Director, Auditory Cognitive Neuroscience Lab

Au.D. Program Coordinator


  • Postdoctoral, Rotman Research Institute — Baycrest Centre for Geriatric Care, 2011-12
  • Ph.D., Hearing Science, Purdue University, 2011
  • B.S., Sound Engineering, University of Michigan, 2007
  • B.M., Music Theory, University of Michigan, 2007

Research interests

  • Auditory perception/cognition in normal and hearing-impaired systems
  • Neuroimaging (ERPs/EEG)
  • Experience-dependent brain plasticity
  • Cognitive aging
  • Neurobiology of music/language

About Gavin Bidelman

Gavin M. Bidelman, PhD (CV) (PubMed) (Google Scholar) (Research Gate) is an auditory cognitive neuroscientist who uses neuroimaging and data science tools (EEG/ERPs, psychophysics, computational modeling, machine learning) to investigate foundational properties of auditory perception and cognition. The work includes elements of both basic research and clinically motivated inquiry. Lab studies proceed on three main fronts: (1) understanding the neurocomputations involved in the perception-cognition and novel learning of speech and musical sounds—with current emphasis on auditory categorization; (2) a neuroethological approach characterizing the upper bounds of brain plasticity via study of listeners with extraordinary auditory expertise (e.g., musicians, bilinguals); and translational work (3) examining changes in neurophysiological coding across the lifespan in both normal and clinical populations (hard of hearing, mild cognitive impairment). The lab is funded by the NIH/NIDCD. 
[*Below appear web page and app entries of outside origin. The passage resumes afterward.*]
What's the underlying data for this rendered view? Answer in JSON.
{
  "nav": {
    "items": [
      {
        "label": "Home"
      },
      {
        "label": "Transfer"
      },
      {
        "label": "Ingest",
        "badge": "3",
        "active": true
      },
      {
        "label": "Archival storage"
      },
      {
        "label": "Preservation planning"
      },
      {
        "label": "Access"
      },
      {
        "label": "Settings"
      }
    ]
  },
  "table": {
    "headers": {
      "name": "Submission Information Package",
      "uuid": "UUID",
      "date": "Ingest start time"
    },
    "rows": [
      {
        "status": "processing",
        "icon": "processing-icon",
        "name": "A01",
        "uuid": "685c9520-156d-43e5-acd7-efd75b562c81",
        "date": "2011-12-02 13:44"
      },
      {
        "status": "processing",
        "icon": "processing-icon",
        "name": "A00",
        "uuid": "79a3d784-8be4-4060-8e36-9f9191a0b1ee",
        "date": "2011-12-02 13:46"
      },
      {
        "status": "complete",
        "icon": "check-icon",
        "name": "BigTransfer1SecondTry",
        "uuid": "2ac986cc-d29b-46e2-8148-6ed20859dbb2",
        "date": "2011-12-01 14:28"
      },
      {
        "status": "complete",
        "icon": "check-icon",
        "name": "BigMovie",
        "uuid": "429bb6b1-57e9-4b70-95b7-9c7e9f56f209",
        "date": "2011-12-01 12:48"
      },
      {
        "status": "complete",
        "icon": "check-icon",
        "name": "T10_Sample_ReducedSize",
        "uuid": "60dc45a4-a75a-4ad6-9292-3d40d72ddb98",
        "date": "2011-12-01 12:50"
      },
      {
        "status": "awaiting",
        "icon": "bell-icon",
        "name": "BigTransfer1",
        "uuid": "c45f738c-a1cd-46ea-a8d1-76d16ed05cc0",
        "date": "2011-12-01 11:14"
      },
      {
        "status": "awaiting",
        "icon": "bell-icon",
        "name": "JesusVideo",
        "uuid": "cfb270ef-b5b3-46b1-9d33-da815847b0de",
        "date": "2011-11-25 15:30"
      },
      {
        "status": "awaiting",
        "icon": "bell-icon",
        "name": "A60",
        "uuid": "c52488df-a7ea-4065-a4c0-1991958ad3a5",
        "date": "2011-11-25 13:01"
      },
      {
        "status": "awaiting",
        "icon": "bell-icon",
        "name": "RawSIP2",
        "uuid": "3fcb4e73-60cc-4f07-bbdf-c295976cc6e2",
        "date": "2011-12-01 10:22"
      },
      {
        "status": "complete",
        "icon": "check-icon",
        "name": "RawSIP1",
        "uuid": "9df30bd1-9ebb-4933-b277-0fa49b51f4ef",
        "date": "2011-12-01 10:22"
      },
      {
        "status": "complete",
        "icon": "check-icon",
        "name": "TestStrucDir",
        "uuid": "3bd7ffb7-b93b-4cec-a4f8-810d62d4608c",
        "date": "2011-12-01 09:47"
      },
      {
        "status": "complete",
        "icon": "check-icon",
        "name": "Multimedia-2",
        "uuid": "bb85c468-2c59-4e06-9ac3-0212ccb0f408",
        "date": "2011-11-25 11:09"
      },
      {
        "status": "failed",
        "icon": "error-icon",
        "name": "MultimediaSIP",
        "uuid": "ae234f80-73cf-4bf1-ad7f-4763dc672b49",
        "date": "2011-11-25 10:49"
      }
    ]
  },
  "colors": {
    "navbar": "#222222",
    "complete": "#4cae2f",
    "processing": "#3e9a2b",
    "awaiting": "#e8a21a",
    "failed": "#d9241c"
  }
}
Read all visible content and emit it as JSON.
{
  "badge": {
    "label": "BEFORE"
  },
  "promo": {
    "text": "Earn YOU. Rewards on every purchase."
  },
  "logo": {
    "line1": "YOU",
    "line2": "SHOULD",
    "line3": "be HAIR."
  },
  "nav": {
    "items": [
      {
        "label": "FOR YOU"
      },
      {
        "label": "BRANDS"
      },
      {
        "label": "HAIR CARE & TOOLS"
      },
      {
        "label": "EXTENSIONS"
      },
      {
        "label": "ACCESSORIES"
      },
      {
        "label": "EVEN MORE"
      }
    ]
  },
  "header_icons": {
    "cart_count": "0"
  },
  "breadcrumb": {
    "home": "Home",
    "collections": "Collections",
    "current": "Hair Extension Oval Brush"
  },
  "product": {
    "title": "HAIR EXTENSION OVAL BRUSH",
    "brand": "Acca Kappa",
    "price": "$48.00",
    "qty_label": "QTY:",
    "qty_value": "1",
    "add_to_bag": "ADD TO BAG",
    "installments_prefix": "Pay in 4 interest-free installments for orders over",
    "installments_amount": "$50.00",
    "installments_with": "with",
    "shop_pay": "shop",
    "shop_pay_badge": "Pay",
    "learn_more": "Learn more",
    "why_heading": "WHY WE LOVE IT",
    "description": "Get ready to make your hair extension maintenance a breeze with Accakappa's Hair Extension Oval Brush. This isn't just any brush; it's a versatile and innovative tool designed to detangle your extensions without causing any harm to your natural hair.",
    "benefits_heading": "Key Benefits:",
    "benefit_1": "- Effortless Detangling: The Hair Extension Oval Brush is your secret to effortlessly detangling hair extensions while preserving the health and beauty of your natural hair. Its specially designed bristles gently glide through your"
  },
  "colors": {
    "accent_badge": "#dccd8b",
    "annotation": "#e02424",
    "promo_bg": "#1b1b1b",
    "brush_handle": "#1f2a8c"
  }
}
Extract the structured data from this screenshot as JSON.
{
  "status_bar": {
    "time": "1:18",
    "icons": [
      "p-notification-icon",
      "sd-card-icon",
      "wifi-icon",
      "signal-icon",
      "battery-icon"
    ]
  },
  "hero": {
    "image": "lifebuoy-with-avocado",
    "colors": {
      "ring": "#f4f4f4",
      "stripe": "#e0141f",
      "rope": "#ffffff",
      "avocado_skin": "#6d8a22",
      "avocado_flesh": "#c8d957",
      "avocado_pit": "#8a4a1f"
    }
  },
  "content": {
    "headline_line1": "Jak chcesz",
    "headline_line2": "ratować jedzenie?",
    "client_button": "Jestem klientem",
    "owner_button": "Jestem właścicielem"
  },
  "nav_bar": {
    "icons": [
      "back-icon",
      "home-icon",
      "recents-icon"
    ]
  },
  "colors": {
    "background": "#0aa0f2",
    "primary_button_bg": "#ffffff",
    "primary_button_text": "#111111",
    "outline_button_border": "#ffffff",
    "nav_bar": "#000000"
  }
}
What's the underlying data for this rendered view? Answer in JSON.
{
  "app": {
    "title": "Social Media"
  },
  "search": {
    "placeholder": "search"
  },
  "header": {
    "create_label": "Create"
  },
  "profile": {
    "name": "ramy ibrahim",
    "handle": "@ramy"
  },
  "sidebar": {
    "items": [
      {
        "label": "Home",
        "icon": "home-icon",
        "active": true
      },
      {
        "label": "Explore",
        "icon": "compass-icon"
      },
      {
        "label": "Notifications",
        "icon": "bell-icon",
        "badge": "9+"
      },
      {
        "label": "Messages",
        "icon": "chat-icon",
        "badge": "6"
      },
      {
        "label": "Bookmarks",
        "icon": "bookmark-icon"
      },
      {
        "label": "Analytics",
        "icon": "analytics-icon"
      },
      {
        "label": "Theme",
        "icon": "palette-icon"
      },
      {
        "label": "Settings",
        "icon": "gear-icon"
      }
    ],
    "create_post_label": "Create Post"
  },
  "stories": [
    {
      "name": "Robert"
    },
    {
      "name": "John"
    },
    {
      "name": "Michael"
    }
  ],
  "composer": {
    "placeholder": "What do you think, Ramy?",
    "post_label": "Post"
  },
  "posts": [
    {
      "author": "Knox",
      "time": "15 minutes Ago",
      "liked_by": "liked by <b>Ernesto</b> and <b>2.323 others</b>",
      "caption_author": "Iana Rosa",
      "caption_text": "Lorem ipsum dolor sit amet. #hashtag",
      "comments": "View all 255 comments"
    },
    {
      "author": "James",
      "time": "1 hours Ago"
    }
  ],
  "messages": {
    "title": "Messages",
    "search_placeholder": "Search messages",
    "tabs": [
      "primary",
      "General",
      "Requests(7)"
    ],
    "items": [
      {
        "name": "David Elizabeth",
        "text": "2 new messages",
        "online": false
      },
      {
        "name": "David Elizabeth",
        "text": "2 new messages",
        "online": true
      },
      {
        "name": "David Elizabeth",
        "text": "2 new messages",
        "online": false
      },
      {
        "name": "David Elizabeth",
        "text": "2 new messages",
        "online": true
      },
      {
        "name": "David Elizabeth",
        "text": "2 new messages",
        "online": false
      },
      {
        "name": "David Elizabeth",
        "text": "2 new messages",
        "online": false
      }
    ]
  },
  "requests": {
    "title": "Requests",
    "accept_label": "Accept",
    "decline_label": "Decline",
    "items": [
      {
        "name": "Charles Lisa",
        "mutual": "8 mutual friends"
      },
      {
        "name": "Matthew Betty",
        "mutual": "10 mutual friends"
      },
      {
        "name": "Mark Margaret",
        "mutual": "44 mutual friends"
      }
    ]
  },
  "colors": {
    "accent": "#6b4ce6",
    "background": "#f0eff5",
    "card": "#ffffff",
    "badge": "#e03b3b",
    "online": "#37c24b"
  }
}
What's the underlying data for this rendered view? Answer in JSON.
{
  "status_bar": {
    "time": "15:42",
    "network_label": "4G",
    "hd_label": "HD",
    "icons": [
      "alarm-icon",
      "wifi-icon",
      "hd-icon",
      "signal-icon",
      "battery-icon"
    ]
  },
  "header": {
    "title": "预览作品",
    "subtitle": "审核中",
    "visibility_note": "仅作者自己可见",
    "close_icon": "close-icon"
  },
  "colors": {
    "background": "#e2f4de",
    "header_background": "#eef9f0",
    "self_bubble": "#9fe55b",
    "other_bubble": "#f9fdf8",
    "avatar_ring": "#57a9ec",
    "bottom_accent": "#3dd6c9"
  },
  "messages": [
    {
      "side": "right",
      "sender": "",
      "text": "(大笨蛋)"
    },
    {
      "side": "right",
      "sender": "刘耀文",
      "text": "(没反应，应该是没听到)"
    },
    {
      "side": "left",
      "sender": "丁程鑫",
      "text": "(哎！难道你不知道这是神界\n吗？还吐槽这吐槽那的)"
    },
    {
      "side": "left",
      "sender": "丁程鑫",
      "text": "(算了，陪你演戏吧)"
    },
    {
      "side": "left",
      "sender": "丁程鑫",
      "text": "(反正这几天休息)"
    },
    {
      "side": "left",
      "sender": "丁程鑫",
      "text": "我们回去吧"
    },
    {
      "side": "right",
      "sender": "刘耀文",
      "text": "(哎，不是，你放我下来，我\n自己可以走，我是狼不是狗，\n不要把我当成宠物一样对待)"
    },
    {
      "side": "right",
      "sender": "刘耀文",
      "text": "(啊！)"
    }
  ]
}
Selected publications

Price, C. N. & Bidelman, G. M. (2022). Musical experience partially counteracts temporal speech processing deficits in putative mild cognitive impairment. Annals of the New York Academy of Sciences, 1-9.

Price, C. N. & Bidelman, G. M. (2021). Attention reinforces human corticofugal system to aid speech perception in noise. NeuroImage, 235 (118014), 1-9.

Bidelman, G. M., Price, C. N., Shen, D., Arnott, S., & Alain, C. (2019). Afferent-efferent connectivity between auditory brainstem and cortex accounts for poorer speech-in-noise comprehension in older adults. Hearing Research, 382, 1-12.

Mankel, K., & Bidelman, G. M. (2018). Inherent auditory skills rather than formal music training shape the neural encoding of speech. PNAS, 115(51), 13129-13134.

Bidelman, G. M. (2018). Subcortical sources dominate the neuroelectric auditory frequency-following response to speech. NeuroImage, 175, 56-69.

Bidelman, G. M. & Alain, C. (2015). Musical training orchestrates coordinated neuroplasticity in auditory brainstem and cortex to counteract age-related declines in categorical speech perception. Journal of Neuroscience, 35(3) 1240 –1249.